══ Available data ══
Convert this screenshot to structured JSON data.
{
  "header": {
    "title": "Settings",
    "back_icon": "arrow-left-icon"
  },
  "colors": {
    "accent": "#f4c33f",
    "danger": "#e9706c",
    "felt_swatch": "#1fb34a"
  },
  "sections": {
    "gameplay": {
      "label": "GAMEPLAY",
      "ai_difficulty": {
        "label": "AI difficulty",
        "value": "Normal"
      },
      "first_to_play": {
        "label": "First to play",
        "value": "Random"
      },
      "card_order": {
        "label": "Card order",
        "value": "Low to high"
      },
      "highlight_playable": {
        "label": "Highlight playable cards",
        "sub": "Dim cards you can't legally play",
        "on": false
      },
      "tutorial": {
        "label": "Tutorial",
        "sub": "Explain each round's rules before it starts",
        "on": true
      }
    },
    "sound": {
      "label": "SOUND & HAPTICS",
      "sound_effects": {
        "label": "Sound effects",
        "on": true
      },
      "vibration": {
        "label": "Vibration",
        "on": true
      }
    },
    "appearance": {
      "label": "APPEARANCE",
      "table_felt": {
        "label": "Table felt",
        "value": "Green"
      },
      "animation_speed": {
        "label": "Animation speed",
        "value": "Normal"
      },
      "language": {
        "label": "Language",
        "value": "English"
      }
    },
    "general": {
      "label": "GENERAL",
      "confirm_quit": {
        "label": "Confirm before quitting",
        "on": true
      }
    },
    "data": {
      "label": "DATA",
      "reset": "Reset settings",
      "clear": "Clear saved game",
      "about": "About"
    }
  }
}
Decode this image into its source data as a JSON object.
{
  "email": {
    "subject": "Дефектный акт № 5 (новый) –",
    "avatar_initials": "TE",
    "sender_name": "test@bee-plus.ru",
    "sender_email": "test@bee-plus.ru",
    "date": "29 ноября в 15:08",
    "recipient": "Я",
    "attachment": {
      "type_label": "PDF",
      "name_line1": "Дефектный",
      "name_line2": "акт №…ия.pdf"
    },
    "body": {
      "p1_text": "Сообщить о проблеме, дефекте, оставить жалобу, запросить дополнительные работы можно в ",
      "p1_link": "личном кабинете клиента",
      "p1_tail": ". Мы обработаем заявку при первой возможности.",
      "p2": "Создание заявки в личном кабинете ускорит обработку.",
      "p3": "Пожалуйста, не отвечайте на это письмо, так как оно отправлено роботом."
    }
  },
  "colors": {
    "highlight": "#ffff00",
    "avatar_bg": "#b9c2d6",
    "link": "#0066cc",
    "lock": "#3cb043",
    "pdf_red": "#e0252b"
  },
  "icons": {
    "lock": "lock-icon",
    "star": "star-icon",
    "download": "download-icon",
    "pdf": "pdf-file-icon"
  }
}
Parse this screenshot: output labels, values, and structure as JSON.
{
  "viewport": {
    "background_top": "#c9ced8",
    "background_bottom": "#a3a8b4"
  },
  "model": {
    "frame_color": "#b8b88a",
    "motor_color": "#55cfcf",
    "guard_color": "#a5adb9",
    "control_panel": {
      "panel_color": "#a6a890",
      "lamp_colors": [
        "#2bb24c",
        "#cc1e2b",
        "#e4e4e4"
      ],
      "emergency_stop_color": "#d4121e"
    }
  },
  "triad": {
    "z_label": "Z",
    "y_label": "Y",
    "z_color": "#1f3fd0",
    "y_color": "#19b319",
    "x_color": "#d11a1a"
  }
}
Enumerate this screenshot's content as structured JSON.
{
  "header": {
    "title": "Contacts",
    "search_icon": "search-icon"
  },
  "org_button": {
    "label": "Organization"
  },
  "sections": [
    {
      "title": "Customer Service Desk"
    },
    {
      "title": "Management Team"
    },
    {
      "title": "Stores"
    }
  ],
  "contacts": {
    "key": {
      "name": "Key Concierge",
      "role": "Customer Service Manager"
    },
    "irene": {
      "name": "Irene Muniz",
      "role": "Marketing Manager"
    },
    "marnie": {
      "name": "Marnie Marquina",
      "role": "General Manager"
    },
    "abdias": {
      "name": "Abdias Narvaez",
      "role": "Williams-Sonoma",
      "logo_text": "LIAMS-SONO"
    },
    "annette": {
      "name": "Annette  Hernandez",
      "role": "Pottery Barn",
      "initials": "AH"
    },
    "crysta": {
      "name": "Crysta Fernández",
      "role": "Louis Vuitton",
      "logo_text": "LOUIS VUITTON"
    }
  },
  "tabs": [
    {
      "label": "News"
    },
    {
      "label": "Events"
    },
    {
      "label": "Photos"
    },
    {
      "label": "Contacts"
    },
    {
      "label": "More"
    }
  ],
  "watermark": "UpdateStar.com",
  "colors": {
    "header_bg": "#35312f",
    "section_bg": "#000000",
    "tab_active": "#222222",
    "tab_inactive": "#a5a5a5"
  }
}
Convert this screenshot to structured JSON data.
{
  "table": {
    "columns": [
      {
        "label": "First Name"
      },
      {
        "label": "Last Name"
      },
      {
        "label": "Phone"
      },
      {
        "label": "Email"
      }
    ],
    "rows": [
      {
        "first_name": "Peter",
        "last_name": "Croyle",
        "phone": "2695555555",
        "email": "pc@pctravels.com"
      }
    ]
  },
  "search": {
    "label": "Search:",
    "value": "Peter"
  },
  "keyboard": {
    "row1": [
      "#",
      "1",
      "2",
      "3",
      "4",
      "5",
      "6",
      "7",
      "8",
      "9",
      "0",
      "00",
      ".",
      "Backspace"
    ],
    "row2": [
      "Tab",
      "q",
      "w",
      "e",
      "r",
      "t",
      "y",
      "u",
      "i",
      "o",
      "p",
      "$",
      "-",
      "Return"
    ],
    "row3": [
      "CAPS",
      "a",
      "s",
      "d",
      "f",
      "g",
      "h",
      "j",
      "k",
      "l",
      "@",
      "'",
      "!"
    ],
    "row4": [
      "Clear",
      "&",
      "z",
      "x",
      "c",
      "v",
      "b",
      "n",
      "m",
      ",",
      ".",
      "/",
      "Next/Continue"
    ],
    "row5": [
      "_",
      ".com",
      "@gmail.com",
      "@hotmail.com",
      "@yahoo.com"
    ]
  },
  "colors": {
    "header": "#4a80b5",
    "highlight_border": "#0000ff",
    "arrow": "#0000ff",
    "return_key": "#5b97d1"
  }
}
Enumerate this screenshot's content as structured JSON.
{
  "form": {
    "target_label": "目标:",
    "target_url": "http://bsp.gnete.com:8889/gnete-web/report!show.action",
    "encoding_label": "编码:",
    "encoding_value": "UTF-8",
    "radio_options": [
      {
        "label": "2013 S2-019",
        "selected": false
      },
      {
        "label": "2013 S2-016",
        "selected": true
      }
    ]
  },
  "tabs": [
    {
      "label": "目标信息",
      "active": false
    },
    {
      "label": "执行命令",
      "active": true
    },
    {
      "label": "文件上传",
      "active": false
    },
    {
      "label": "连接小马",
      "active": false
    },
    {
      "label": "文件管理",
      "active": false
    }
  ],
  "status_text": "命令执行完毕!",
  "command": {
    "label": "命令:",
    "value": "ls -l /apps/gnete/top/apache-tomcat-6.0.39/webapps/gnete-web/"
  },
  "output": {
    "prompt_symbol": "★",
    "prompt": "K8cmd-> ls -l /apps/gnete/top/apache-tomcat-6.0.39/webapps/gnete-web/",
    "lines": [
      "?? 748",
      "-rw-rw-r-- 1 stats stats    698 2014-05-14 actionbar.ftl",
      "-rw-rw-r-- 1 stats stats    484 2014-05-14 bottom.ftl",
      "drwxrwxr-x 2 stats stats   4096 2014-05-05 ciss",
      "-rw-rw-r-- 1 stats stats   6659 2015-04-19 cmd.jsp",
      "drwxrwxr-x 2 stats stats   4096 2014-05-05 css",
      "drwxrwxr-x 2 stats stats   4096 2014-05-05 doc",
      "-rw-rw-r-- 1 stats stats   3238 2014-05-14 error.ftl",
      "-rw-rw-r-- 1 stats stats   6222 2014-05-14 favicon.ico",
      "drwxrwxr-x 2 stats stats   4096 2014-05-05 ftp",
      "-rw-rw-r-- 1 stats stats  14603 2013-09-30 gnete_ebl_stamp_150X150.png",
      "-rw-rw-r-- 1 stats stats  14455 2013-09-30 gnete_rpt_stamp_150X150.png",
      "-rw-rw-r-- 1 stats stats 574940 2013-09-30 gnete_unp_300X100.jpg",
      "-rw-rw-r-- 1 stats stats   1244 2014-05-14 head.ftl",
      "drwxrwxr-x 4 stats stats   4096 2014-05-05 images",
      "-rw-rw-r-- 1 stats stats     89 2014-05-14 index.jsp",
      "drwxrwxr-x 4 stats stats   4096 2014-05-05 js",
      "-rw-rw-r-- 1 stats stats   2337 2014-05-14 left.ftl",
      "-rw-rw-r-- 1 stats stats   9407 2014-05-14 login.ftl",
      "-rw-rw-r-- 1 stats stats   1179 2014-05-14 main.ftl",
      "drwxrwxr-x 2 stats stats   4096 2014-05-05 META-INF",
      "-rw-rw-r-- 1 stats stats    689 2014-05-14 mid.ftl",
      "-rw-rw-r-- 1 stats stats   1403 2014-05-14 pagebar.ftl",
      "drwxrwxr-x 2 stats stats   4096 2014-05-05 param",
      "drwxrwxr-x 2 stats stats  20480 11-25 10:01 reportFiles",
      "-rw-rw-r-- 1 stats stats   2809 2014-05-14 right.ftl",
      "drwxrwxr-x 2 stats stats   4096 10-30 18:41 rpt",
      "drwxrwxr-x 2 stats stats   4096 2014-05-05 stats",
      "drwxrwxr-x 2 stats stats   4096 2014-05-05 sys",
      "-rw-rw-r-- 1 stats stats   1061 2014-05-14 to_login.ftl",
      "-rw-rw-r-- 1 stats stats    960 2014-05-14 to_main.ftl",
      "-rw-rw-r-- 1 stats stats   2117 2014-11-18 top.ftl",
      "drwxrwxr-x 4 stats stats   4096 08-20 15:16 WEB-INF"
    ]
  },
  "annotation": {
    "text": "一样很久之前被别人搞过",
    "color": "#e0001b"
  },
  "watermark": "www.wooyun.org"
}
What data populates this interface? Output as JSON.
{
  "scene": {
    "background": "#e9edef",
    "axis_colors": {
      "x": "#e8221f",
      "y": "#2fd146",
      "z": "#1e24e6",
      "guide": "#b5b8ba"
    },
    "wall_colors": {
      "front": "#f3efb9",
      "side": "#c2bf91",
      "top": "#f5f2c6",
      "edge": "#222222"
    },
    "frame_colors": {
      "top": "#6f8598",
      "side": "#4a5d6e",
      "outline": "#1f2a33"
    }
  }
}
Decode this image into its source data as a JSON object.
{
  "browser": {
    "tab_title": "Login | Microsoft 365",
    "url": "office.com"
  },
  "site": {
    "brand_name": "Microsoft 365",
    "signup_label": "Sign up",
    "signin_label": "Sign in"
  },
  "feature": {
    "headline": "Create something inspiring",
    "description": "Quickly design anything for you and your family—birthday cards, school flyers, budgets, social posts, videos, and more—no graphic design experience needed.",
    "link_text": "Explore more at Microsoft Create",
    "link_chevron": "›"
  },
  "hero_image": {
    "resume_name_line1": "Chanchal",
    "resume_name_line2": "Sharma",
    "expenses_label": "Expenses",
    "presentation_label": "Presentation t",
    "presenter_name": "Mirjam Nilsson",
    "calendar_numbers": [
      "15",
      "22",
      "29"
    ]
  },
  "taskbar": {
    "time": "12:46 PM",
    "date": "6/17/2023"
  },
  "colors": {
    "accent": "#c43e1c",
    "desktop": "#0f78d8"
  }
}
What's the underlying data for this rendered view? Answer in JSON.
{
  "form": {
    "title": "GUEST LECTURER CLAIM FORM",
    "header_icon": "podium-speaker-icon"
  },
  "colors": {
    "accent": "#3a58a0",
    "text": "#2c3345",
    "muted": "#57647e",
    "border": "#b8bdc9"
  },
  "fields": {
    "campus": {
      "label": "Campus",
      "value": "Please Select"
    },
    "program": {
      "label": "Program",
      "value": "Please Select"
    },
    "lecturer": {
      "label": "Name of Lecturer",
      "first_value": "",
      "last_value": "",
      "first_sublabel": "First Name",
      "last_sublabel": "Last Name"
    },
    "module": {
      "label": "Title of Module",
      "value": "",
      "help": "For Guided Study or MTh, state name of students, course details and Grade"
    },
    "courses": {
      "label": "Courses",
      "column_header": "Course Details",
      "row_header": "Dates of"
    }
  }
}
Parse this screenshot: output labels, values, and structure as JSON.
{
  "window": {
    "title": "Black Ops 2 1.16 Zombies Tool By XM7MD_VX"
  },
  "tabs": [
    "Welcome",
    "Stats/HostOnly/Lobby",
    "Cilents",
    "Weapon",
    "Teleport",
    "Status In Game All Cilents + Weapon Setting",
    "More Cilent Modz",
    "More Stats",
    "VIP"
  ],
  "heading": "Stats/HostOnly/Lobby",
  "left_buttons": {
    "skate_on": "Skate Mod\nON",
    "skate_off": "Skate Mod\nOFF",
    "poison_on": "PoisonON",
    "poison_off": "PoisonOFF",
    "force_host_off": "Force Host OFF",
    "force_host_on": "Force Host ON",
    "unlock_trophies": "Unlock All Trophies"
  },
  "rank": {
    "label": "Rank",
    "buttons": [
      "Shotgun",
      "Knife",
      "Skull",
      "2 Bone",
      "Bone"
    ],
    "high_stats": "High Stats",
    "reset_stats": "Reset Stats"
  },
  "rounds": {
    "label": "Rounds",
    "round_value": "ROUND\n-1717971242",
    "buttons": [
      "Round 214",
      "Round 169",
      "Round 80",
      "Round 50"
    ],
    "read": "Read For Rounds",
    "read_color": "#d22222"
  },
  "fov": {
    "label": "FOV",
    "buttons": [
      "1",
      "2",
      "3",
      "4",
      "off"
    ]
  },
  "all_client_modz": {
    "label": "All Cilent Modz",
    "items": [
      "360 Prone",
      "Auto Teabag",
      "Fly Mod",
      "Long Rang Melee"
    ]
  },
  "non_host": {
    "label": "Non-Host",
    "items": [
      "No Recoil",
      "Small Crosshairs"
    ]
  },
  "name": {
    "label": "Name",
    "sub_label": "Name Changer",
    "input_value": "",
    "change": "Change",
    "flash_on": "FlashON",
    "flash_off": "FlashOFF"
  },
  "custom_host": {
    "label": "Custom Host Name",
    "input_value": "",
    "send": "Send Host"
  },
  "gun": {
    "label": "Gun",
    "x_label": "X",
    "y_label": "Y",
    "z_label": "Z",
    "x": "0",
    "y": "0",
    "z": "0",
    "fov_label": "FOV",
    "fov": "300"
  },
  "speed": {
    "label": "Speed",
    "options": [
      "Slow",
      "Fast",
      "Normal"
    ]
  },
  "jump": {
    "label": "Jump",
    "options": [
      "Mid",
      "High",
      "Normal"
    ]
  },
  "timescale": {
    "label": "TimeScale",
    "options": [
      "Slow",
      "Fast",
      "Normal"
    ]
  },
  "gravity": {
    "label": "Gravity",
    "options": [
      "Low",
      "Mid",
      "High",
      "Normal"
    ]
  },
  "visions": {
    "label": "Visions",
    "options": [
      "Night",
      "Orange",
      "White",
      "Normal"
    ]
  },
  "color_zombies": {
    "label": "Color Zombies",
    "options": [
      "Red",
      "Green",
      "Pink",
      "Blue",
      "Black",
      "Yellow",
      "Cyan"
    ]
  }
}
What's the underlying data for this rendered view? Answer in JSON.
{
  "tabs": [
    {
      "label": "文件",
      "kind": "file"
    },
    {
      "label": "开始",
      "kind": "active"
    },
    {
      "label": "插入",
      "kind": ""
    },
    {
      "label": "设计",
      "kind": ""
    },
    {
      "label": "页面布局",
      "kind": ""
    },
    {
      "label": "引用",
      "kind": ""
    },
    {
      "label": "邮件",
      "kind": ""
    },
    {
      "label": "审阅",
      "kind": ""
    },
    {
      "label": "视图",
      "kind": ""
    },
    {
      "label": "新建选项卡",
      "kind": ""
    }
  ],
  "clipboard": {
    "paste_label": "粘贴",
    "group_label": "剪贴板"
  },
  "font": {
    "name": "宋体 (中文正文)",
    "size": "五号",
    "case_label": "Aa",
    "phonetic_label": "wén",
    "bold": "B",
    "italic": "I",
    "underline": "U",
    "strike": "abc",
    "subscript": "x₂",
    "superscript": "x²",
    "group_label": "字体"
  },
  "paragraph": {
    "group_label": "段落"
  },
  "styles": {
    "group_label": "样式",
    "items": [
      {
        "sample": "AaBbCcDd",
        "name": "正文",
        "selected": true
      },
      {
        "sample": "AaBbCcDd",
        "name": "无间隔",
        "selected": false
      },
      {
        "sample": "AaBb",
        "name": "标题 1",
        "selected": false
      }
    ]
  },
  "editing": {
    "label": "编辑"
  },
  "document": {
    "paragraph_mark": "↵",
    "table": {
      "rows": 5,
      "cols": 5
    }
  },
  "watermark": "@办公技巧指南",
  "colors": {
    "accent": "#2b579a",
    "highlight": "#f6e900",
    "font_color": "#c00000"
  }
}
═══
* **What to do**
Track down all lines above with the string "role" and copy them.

* **Output of the task**
      "role": "Customer Service Manager"
      "role": "Marketing Manager"
      "role": "General Manager"
      "role": "Williams-Sonoma",
      "role": "Pottery Barn",
      "role": "Louis Vuitton",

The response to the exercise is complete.